-- DATA EXCERPTS --

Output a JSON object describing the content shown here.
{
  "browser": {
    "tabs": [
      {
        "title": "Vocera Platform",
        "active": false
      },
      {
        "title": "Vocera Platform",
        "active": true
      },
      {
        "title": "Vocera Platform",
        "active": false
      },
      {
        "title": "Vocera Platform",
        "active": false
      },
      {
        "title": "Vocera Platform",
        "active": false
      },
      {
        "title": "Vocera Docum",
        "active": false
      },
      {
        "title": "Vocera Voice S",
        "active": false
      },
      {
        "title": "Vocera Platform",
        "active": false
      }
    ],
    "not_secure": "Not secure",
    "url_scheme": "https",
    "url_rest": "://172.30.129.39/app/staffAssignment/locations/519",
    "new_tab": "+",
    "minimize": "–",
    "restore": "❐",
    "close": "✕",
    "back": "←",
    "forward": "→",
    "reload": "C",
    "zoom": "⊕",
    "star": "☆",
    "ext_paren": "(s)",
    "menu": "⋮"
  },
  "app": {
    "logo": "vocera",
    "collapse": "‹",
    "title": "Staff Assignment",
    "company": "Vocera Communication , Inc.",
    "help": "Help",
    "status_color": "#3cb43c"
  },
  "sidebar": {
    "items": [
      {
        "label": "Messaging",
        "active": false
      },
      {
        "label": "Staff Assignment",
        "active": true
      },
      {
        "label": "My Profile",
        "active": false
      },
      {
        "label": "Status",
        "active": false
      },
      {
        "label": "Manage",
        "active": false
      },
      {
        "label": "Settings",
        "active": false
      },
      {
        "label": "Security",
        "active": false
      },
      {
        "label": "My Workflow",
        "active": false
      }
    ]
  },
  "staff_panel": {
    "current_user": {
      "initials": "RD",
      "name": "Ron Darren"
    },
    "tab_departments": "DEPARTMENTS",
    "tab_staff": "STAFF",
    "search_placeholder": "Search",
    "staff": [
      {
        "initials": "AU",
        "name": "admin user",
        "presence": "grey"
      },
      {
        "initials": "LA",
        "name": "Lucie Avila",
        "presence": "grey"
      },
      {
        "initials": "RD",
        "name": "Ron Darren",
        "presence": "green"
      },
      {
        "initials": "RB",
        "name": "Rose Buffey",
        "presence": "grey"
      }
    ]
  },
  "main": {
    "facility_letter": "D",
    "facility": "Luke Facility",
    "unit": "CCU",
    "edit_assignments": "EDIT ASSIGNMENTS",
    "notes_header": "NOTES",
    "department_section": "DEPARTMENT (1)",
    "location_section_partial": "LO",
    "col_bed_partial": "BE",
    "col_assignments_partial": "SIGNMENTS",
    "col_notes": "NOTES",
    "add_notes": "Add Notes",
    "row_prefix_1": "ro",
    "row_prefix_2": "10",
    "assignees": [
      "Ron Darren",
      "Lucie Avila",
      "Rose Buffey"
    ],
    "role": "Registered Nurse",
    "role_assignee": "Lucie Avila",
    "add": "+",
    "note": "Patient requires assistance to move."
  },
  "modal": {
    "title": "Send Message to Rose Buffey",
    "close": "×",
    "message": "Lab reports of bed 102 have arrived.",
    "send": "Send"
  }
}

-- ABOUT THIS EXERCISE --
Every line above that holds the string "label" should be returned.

-- TASK SOLUTION --
        "label": "Messaging",
        "label": "Staff Assignment",
        "label": "My Profile",
        "label": "Status",
        "label": "Manage",
        "label": "Settings",
        "label": "Security",
        "label": "My Workflow",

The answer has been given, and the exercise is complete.